New Medical Director for Austin/Travis County
EMS union expresses enthusiasm for Mark E. Escott hire
Austin and Travis County have themselves a new medical director. On Friday, City Manager Marc Ott announced the hiring of Dr. Mark E. Escott, currently the director of the Division of the Emergency Medical Services/Disaster Medicine at Baylor College of Medicine in Houston. He's set to take over for acting Medical Director Dr. Mark Ackrell as of Sept. 1.
Escott (who also works as an assistant professor of emergency medicine and directs Baylor's EMS Collaborative Research Group and EMS Fellowship program) assumes a position that's come under scrutiny of late, largely due to the work of former Medical Director Dr. Paul Hinchey, who resigned last June to take a job in the private sector with Evolution Health after six years on the job. Though never admitted publicly, conversation around ATCEMS circles suggests that Hinchey left in the wake of mounting pressure from the Austin-Travis County EMS Employee Association, which objected to many of his practices. Specifically, in 2012, Hinchey implemented a change to ATCEMS' staffing model to make ambulances once staffed by two paramedics instead be staffed by one paramedic and one emergency medical technician (EMT) – a model that emergency medical services around the country employ but was never the preferred practice in Austin-Travis County, where two paramedics would staff each ambulance.
Hinchey also had a propensity for decertifying paramedics and technicians who he believed violated prescribed standards – that is, he could revoke their medical credentials and make it such that they couldn't work on ambulances. The practice was highly scrutinized by staff and public safety advocates alike, yet came with no official oversight. Hinchey – as the chief overseer of all clinical care throughout the entirety of the county's EMS systems – had full power to revoke any license he saw fit, and did not have to face any type of appeal process. (See "High Stress at EMS," May 8, 2015, for more on Hinchey's methods.)

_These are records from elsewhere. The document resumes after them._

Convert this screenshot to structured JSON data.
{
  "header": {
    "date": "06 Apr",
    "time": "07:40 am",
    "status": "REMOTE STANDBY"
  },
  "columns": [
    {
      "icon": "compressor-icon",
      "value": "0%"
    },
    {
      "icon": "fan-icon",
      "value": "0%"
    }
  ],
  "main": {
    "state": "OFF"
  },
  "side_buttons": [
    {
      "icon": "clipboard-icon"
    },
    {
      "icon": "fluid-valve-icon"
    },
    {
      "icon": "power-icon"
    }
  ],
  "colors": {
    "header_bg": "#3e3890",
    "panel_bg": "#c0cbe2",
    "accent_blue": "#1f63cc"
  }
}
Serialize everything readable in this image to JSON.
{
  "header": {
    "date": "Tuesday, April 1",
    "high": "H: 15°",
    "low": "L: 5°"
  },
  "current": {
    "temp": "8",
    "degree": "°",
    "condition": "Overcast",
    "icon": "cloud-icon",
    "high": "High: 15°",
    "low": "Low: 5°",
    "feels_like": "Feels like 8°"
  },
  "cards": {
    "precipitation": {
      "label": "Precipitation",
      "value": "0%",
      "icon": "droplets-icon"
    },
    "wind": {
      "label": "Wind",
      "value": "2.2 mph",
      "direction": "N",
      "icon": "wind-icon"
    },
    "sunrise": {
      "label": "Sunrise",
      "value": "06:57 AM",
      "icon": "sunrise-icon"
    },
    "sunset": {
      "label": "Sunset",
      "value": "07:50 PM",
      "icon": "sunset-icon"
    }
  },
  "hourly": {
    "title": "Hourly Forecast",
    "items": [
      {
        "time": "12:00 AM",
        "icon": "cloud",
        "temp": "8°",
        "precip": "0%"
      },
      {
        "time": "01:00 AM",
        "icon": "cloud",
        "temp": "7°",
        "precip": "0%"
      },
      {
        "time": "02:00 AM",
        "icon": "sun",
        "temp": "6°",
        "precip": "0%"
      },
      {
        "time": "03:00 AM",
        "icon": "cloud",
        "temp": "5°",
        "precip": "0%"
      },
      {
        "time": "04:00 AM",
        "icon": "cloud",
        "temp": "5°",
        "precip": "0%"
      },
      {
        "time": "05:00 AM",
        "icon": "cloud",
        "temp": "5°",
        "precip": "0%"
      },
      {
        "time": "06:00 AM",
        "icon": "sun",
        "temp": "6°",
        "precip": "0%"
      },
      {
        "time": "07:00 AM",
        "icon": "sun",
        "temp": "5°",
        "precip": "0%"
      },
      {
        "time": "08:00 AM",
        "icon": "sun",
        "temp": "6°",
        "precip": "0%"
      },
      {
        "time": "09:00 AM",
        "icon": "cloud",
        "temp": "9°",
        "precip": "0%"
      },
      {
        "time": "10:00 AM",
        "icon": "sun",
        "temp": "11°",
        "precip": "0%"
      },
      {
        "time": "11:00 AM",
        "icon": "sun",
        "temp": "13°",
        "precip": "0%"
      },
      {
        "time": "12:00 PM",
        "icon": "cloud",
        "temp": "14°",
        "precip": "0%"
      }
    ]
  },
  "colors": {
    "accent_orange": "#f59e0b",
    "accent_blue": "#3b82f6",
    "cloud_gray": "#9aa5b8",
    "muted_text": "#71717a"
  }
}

Though it wasn't explicitly agreed upon with the union, ATCEMSEA President Tony Marquardt doesn't expect to see those same types of practices carry over to Escott's reign. In fact, Marquardt told the Chronicle on Friday, the incoming MD has been sympathetic to the union's issues in the past. In 2012, as the union was negotiating a new meet-and-confer agreement with the city and lamented certain practices with ATCEMS executives and Hinchey, the ATCEMSEA took a team of delegates on an interview tour to meet with three other medical directors around Texas. Escott, at the time the MD in Montgomery County, was among those who met with the union. Marquardt described him as being "very useful" to the process, and sympathetic to the concerns that arise when medical directors demonstrate a propensity for decertifying medics whenever they see fit. He said Escott "has the closest background of the known [applicants] to what the city has currently."
All told, the process to permanently replace Hinchey took a year and two acting medical directors. (Dr. Jose Cabanas assumed the role upon Hinchey's Sept. 2 departure but left later that fall.) Marquardt reports that he wasn't kept updated on the search until receiving a late May email inviting him to participate in the interview process after the field of candidates had been whittled down to four from an initial pool of 37.